The historic Lau Pa Sat or ‘the old market’ in the middle of Singapore’s Central Business District is a tourist favourite hawker centre, both for its convenient location near the attractions in the downtown area, and its unique octagonal shape and wrought iron arches with its iconic clock tower in the center. The small road next to the food centre is blocked off at nights to allow for satay sellers to take over, recreating a once-famous Satay Street under the stars.
Changi Village Hawker Centre is located in the far flung eastern end of Singapore, close to Changi Airport with a picturesque view of the coastline. Not the easiest place to get to, it still draws lots of locals, especially those looking for a good supper spot, the centre retains its old-school feel. Standout stalls include International Nasi Lemak, which serves up some of the best nasi lemak across the island and Ho Guan Satay Bee Hoon, which hosts a unique fusion of satay and rice noodles. There are also delights to be had at Weng Kee Ipoh Hor Fun.
Amoy Street Food Centre is located in the heart of Chinatown and has stalls spread over two floors, so there is plenty of choice. It is also home to several of Michelin’s listed Bib-Gourmand stalls – Hoo Kee Rice Dumplings offers some of the most unique steamed dumpling options, including chestnuts, salted egg yolk and mushrooms in a bamboo leaf. Hong Kong Beef Noodle and J2 Famous Crispy Curry Puff serve up great traditional versions of their stall names, while A Noodle Story dishes up reimagined fusion Japanese ramen.
Chomp Chomp Food Centre is mostly open in the evenings and seems to be perpetually crowded. It’s a little bit out of the way, located in the mostly residential Serangoon Gardens area. It’s popular for some very specific foods which can be found in abundance in various stalls around the food centre. BBQ sambal stingray and carrot cake are popular, as are the freshly barbecued chicken wings and fried hokkien mee. Wash it all down with some of the largest glasses of refreshing sugarcane juice.

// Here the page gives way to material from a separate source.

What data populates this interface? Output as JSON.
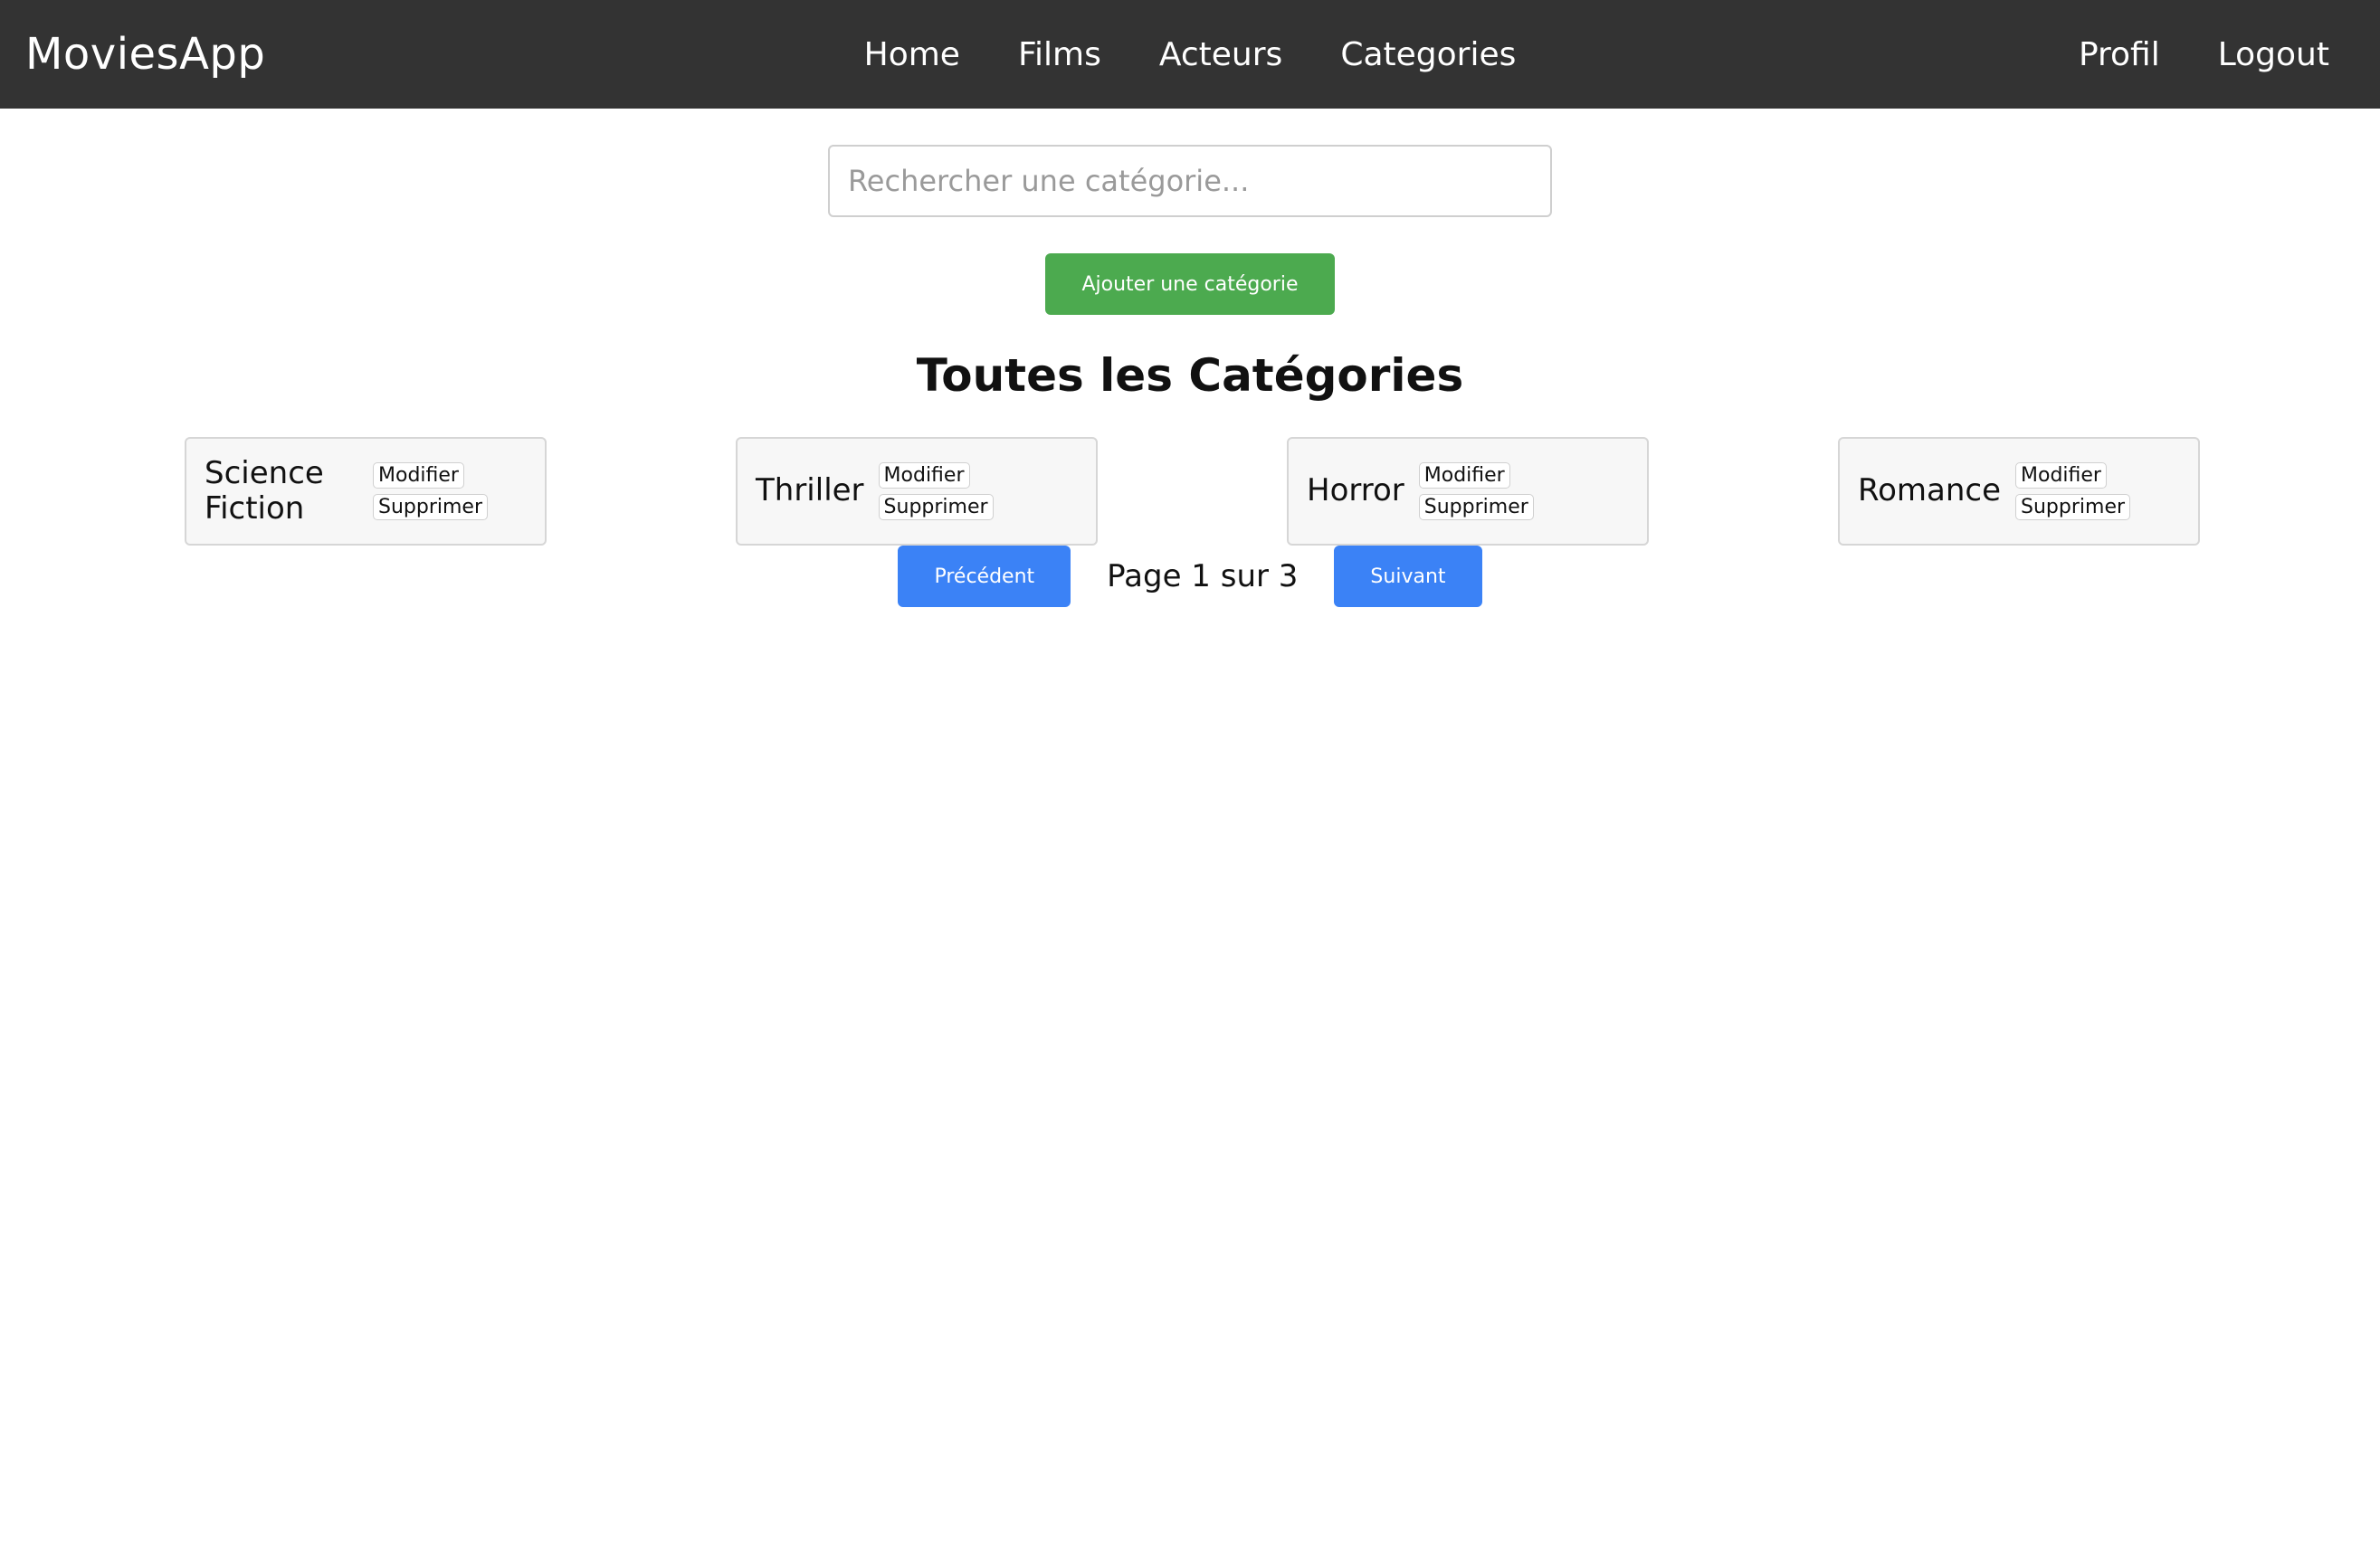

Located along Jalan Bukit Merah in the western part of Singapore, the oddly named ABC Brickworks Food Centre was actually named to commemorate two things: the Archipelago Brewery Company – the first commercial brewery in Singapore – as well as the brickworks kilns that were located around this area. These days it is better known for good food – the traditional double boiled soups of Ah Er Soup attract seriously long queues, but don’t miss out on Fatty Cheong’s Char Siew Rice or the Malay Lontong at Nusa & Tara.